If you are going to try to scam people, you might try to find someone with a better grasp of the English language for starters.  And while I removed the actual link, the letters in blue are exactly the way I received the link.  Notice a problem?  If the sender was phishing for a laugh, mission accomplished!

Jun 252009

We suggest you read the full article about Vishing from the FBI, but here is the Executive Summary version:

“Vishing starts with an e-mail, like phishing, but requests that end-users contact a particular institution by phone in order to resolve an issue or re-secure personal data. . . . Ironically, vishing e-mails may even attempt to reassure recipients of their legitimacy by stating that the institution in question would never request customer financial data via e-mail or IM. 

“Vishing attacks are rising as voice-over-IP services become more popular. VoIP users (both commercial and residential) aren’t required to provide valid Caller ID information, which makes it an ideal platform from which to launch vishing attacks.”

Always use your common sense concerning e-mail.  Visit a website from your own bookmark, not links provided in the e-mail.  Same with phone numbers, call your institution using a phone number provided on a statement or other verified source, not from a number provided in an e-mail.  Always be cautious and never provide any personal information over the phone if you did not originate the phone call.

Jun 252009

The FBI has come out with a list of New E-Mail Scams and Warnings.  We install e-mail firewalls at our client offices with Exchange Servers and have found this to be a very effective method of screening out most of the junk mail, but no filter works 100% of the time.  These firewalls, however, are not installed on personal e-mail accounts and we highly recommend a healthy dose of skepticism when screening your own personal e-mail.

Aug 202008

Finally!  Microsoft Outlook has greatly improved the Junk E-mail filter with the addition of an International tab.  While most junk e-mail originates in the United States, Russia, Turkey, China, and Brazil are not that far behind.

Since invoking this feature, my own personal spam has decreased significantly.  Just go into your Junk e-mail Options and see the International tab.

Junk email International tab options

May 192008

Most people are well-intentioned when they forward on messages they’ve received about tips or dangers of all sorts, but please, it’s really important to check the veracity of the message you want to share.  Not all messages are outright lies, but often contain a mix of truth and fiction.

Even if you receive a message telling you how to save on gas, it might not be all that great.  What I like about the About site is that they often point you in the right direction.

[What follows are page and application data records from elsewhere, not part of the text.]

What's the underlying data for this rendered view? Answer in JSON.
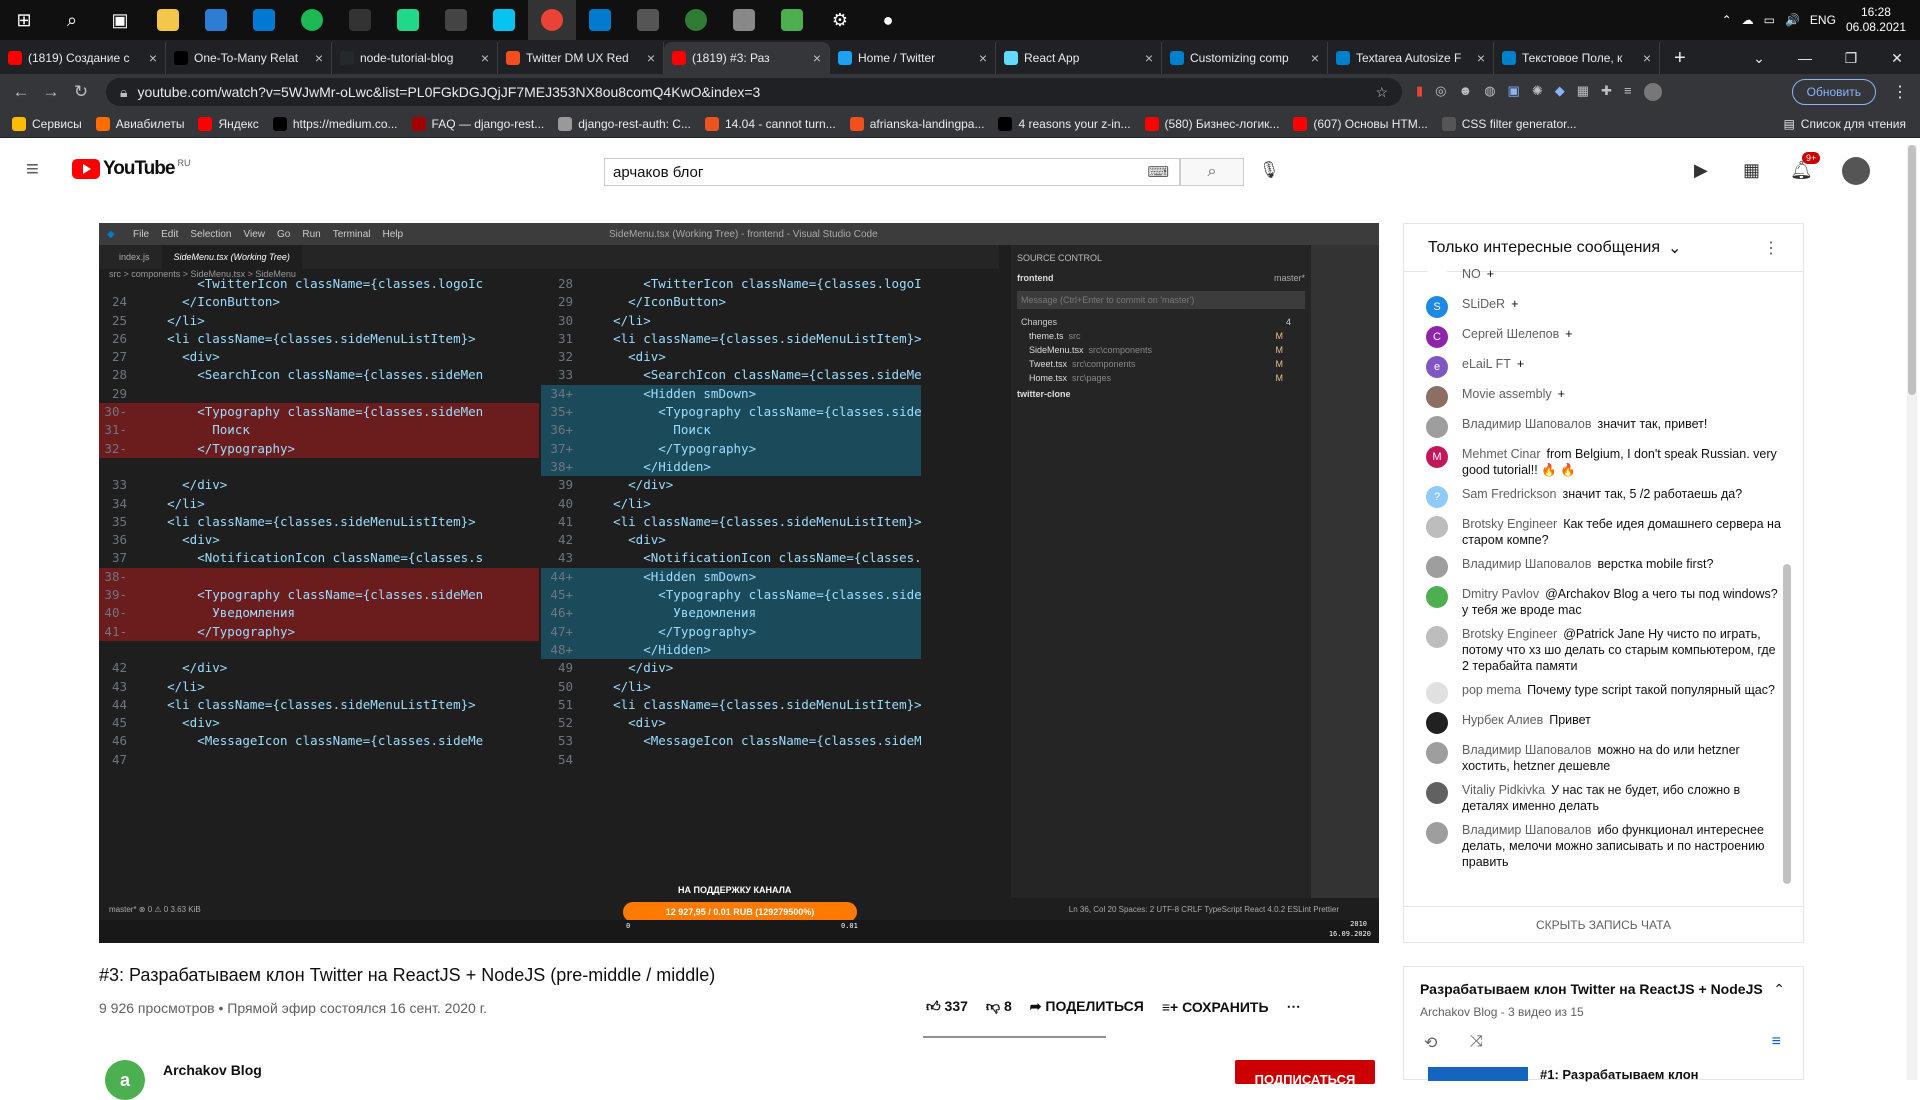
{
  "taskbar": {
    "clock_time": "16:28",
    "clock_date": "06.08.2021",
    "lang": "ENG"
  },
  "tabs": [
    {
      "title": "(1819) Создание с",
      "color": "#ff0000"
    },
    {
      "title": "One-To-Many Relat",
      "color": "#000000"
    },
    {
      "title": "node-tutorial-blog",
      "color": "#24292e"
    },
    {
      "title": "Twitter DM UX Red",
      "color": "#f24e1e"
    },
    {
      "title": "(1819) #3: Раз",
      "color": "#ff0000"
    },
    {
      "title": "Home / Twitter",
      "color": "#1da1f2"
    },
    {
      "title": "React App",
      "color": "#61dafb"
    },
    {
      "title": "Customizing comp",
      "color": "#0081cb"
    },
    {
      "title": "Textarea Autosize F",
      "color": "#0081cb"
    },
    {
      "title": "Текстовое Поле, к",
      "color": "#0081cb"
    }
  ],
  "address": {
    "url": "youtube.com/watch?v=5WJwMr-oLwc&list=PL0FGkDGJQjJF7MEJ353NX8ou8comQ4KwO&index=3",
    "update_label": "Обновить"
  },
  "bookmarks": [
    {
      "label": "Сервисы",
      "color": "#fbbc04"
    },
    {
      "label": "Авиабилеты",
      "color": "#ff6d00"
    },
    {
      "label": "Яндекс",
      "color": "#ff0000"
    },
    {
      "label": "https://medium.co...",
      "color": "#000000"
    },
    {
      "label": "FAQ — django-rest...",
      "color": "#a30000"
    },
    {
      "label": "django-rest-auth: C...",
      "color": "#999999"
    },
    {
      "label": "14.04 - cannot turn...",
      "color": "#e95420"
    },
    {
      "label": "afrianska-landingpa...",
      "color": "#f24e1e"
    },
    {
      "label": "4 reasons your z-in...",
      "color": "#000000"
    },
    {
      "label": "(580) Бизнес-логик...",
      "color": "#ff0000"
    },
    {
      "label": "(607) Основы HTM...",
      "color": "#ff0000"
    },
    {
      "label": "CSS filter generator...",
      "color": "#555555"
    }
  ],
  "bookmarks_reading_list": "Список для чтения",
  "youtube": {
    "logo_text": "YouTube",
    "region": "RU",
    "search_value": "арчаков блог",
    "notif_count": "9+"
  },
  "video_code": {
    "window_title": "SideMenu.tsx (Working Tree) - frontend - Visual Studio Code",
    "menu": [
      "File",
      "Edit",
      "Selection",
      "View",
      "Go",
      "Run",
      "Terminal",
      "Help"
    ],
    "tab1": "index.js",
    "tab2": "SideMenu.tsx (Working Tree)",
    "breadcrumb": "src > components > SideMenu.tsx > SideMenu",
    "left_lines": [
      {
        "n": "",
        "t": "        <TwitterIcon className={classes.logoIc",
        "bg": ""
      },
      {
        "n": "24",
        "t": "      </IconButton>",
        "bg": ""
      },
      {
        "n": "25",
        "t": "    </li>",
        "bg": ""
      },
      {
        "n": "26",
        "t": "    <li className={classes.sideMenuListItem}>",
        "bg": ""
      },
      {
        "n": "27",
        "t": "      <div>",
        "bg": ""
      },
      {
        "n": "28",
        "t": "        <SearchIcon className={classes.sideMen",
        "bg": ""
      },
      {
        "n": "29",
        "t": "",
        "bg": ""
      },
      {
        "n": "30-",
        "t": "        <Typography className={classes.sideMen",
        "bg": "#6b1c1c"
      },
      {
        "n": "31-",
        "t": "          Поиск",
        "bg": "#6b1c1c"
      },
      {
        "n": "32-",
        "t": "        </Typography>",
        "bg": "#6b1c1c"
      },
      {
        "n": "",
        "t": "",
        "bg": ""
      },
      {
        "n": "33",
        "t": "      </div>",
        "bg": ""
      },
      {
        "n": "34",
        "t": "    </li>",
        "bg": ""
      },
      {
        "n": "35",
        "t": "    <li className={classes.sideMenuListItem}>",
        "bg": ""
      },
      {
        "n": "36",
        "t": "      <div>",
        "bg": ""
      },
      {
        "n": "37",
        "t": "        <NotificationIcon className={classes.s",
        "bg": ""
      },
      {
        "n": "38-",
        "t": "",
        "bg": "#6b1c1c"
      },
      {
        "n": "39-",
        "t": "        <Typography className={classes.sideMen",
        "bg": "#6b1c1c"
      },
      {
        "n": "40-",
        "t": "          Уведомления",
        "bg": "#6b1c1c"
      },
      {
        "n": "41-",
        "t": "        </Typography>",
        "bg": "#6b1c1c"
      },
      {
        "n": "",
        "t": "",
        "bg": ""
      },
      {
        "n": "42",
        "t": "      </div>",
        "bg": ""
      },
      {
        "n": "43",
        "t": "    </li>",
        "bg": ""
      },
      {
        "n": "44",
        "t": "    <li className={classes.sideMenuListItem}>",
        "bg": ""
      },
      {
        "n": "45",
        "t": "      <div>",
        "bg": ""
      },
      {
        "n": "46",
        "t": "        <MessageIcon className={classes.sideMe",
        "bg": ""
      },
      {
        "n": "47",
        "t": "",
        "bg": ""
      }
    ],
    "right_lines": [
      {
        "n": "28",
        "t": "        <TwitterIcon className={classes.logoIc",
        "bg": ""
      },
      {
        "n": "29",
        "t": "      </IconButton>",
        "bg": ""
      },
      {
        "n": "30",
        "t": "    </li>",
        "bg": ""
      },
      {
        "n": "31",
        "t": "    <li className={classes.sideMenuListItem}>",
        "bg": ""
      },
      {
        "n": "32",
        "t": "      <div>",
        "bg": ""
      },
      {
        "n": "33",
        "t": "        <SearchIcon className={classes.sideMen",
        "bg": ""
      },
      {
        "n": "34+",
        "t": "        <Hidden smDown>",
        "bg": "#1b4b5a"
      },
      {
        "n": "35+",
        "t": "          <Typography className={classes.sideM",
        "bg": "#1b4b5a"
      },
      {
        "n": "36+",
        "t": "            Поиск",
        "bg": "#1b4b5a"
      },
      {
        "n": "37+",
        "t": "          </Typography>",
        "bg": "#1b4b5a"
      },
      {
        "n": "38+",
        "t": "        </Hidden>",
        "bg": "#1b4b5a"
      },
      {
        "n": "39",
        "t": "      </div>",
        "bg": ""
      },
      {
        "n": "40",
        "t": "    </li>",
        "bg": ""
      },
      {
        "n": "41",
        "t": "    <li className={classes.sideMenuListItem}>",
        "bg": ""
      },
      {
        "n": "42",
        "t": "      <div>",
        "bg": ""
      },
      {
        "n": "43",
        "t": "        <NotificationIcon className={classes.s",
        "bg": ""
      },
      {
        "n": "44+",
        "t": "        <Hidden smDown>",
        "bg": "#1b4b5a"
      },
      {
        "n": "45+",
        "t": "          <Typography className={classes.sideM",
        "bg": "#1b4b5a"
      },
      {
        "n": "46+",
        "t": "            Уведомления",
        "bg": "#1b4b5a"
      },
      {
        "n": "47+",
        "t": "          </Typography>",
        "bg": "#1b4b5a"
      },
      {
        "n": "48+",
        "t": "        </Hidden>",
        "bg": "#1b4b5a"
      },
      {
        "n": "49",
        "t": "      </div>",
        "bg": ""
      },
      {
        "n": "50",
        "t": "    </li>",
        "bg": ""
      },
      {
        "n": "51",
        "t": "    <li className={classes.sideMenuListItem}>",
        "bg": ""
      },
      {
        "n": "52",
        "t": "      <div>",
        "bg": ""
      },
      {
        "n": "53",
        "t": "        <MessageIcon className={classes.sideMe",
        "bg": ""
      },
      {
        "n": "54",
        "t": "",
        "bg": ""
      }
    ],
    "scm": {
      "title": "SOURCE CONTROL",
      "repo1": "frontend",
      "branch": "master*",
      "message_placeholder": "Message (Ctrl+Enter to commit on 'master')",
      "changes_label": "Changes",
      "changes_count": "4",
      "files": [
        {
          "name": "theme.ts",
          "path": "src",
          "status": "M"
        },
        {
          "name": "SideMenu.tsx",
          "path": "src\\components",
          "status": "M"
        },
        {
          "name": "Tweet.tsx",
          "path": "src\\components",
          "status": "M"
        },
        {
          "name": "Home.tsx",
          "path": "src\\pages",
          "status": "M"
        }
      ],
      "repo2": "twitter-clone"
    },
    "status_left": "master*   ⊗ 0 ⚠ 0   3.63 KiB",
    "status_right": "Ln 36, Col 20   Spaces: 2   UTF-8   CRLF   TypeScript React   4.0.2   ESLint   Prettier",
    "donation_title": "НА ПОДДЕРЖКУ КАНАЛА",
    "donation_amount": "12 927,95 / 0.01 RUB (129279500%)",
    "donation_min": "0",
    "donation_max": "0.01",
    "overlay_time": "2010",
    "overlay_date": "16.09.2020"
  },
  "video": {
    "title": "#3: Разрабатываем клон Twitter на ReactJS + NodeJS (pre-middle / middle)",
    "meta": "9 926 просмотров • Прямой эфир состоялся 16 сент. 2020 г.",
    "likes": "337",
    "dislikes": "8",
    "share": "ПОДЕЛИТЬСЯ",
    "save": "СОХРАНИТЬ",
    "channel": "Archakov Blog",
    "subscribe": "ПОДПИСАТЬСЯ"
  },
  "chat": {
    "header": "Только интересные сообщения",
    "hide": "СКРЫТЬ ЗАПИСЬ ЧАТА",
    "messages": [
      {
        "author": "NO",
        "text": "+",
        "avatar_letter": "",
        "avatar_color": "#ffffff"
      },
      {
        "author": "SLiDeR",
        "text": "+",
        "avatar_letter": "S",
        "avatar_color": "#1e88e5"
      },
      {
        "author": "Сергей Шелепов",
        "text": "+",
        "avatar_letter": "С",
        "avatar_color": "#8e24aa"
      },
      {
        "author": "eLaiL FT",
        "text": "+",
        "avatar_letter": "e",
        "avatar_color": "#7e57c2"
      },
      {
        "author": "Movie assembly",
        "text": "+",
        "avatar_letter": "",
        "avatar_color": "#8d6e63"
      },
      {
        "author": "Владимир Шаповалов",
        "text": "значит так, привет!",
        "avatar_letter": "",
        "avatar_color": "#9e9e9e"
      },
      {
        "author": "Mehmet Cinar",
        "text": "from Belgium, I don't speak Russian. very good tutorial!! 🔥 🔥",
        "avatar_letter": "M",
        "avatar_color": "#c2185b"
      },
      {
        "author": "Sam Fredrickson",
        "text": "значит так, 5 /2 работаешь да?",
        "avatar_letter": "?",
        "avatar_color": "#90caf9"
      },
      {
        "author": "Brotsky Engineer",
        "text": "Как тебе идея домашнего сервера на старом компе?",
        "avatar_letter": "",
        "avatar_color": "#bdbdbd"
      },
      {
        "author": "Владимир Шаповалов",
        "text": "верстка mobile first?",
        "avatar_letter": "",
        "avatar_color": "#9e9e9e"
      },
      {
        "author": "Dmitry Pavlov",
        "text": "@Archakov Blog а чего ты под windows? у тебя же вроде mac",
        "avatar_letter": "",
        "avatar_color": "#4caf50"
      },
      {
        "author": "Brotsky Engineer",
        "text": "@Patrick Jane Ну чисто по играть, потому что хз шо делать со старым компьютером, где 2 терабайта памяти",
        "avatar_letter": "",
        "avatar_color": "#bdbdbd"
      },
      {
        "author": "pop mema",
        "text": "Почему type script такой популярный щас?",
        "avatar_letter": "",
        "avatar_color": "#e0e0e0"
      },
      {
        "author": "Нурбек Алиев",
        "text": "Привет",
        "avatar_letter": "",
        "avatar_color": "#212121"
      },
      {
        "author": "Владимир Шаповалов",
        "text": "можно на do или hetzner хостить, hetzner дешевле",
        "avatar_letter": "",
        "avatar_color": "#9e9e9e"
      },
      {
        "author": "Vitaliy Pidkivka",
        "text": "У нас так не будет, ибо сложно в деталях именно делать",
        "avatar_letter": "",
        "avatar_color": "#616161"
      },
      {
        "author": "Владимир Шаповалов",
        "text": "ибо функционал интереснее делать, мелочи можно записывать и по настроению править",
        "avatar_letter": "",
        "avatar_color": "#9e9e9e"
      }
    ]
  },
  "playlist": {
    "title": "Разрабатываем клон Twitter на ReactJS + NodeJS",
    "meta": "Archakov Blog - 3 видео из 15",
    "first_item": "#1: Разрабатываем клон"
  }
}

UPDATE: 7/15/2012: A site I like even better is called Truth or Fiction.  No matter which site you use, just check before you pass it on.

May 062008

I just ran across this:  Back in May of 1978 the very first spam e-mail was sent by Carl Gartley for a DEC marketing representative, Gary Thuerk, in order to advertise a new line of DEC computers. Not surprising is that people back in ‘78 were just as annoyed with receiving spam as we all are in the present. Today of course the spam problem is much worse with spam being estimated at 80 to 95 percent of all e-mail traffic depending on who you talk to.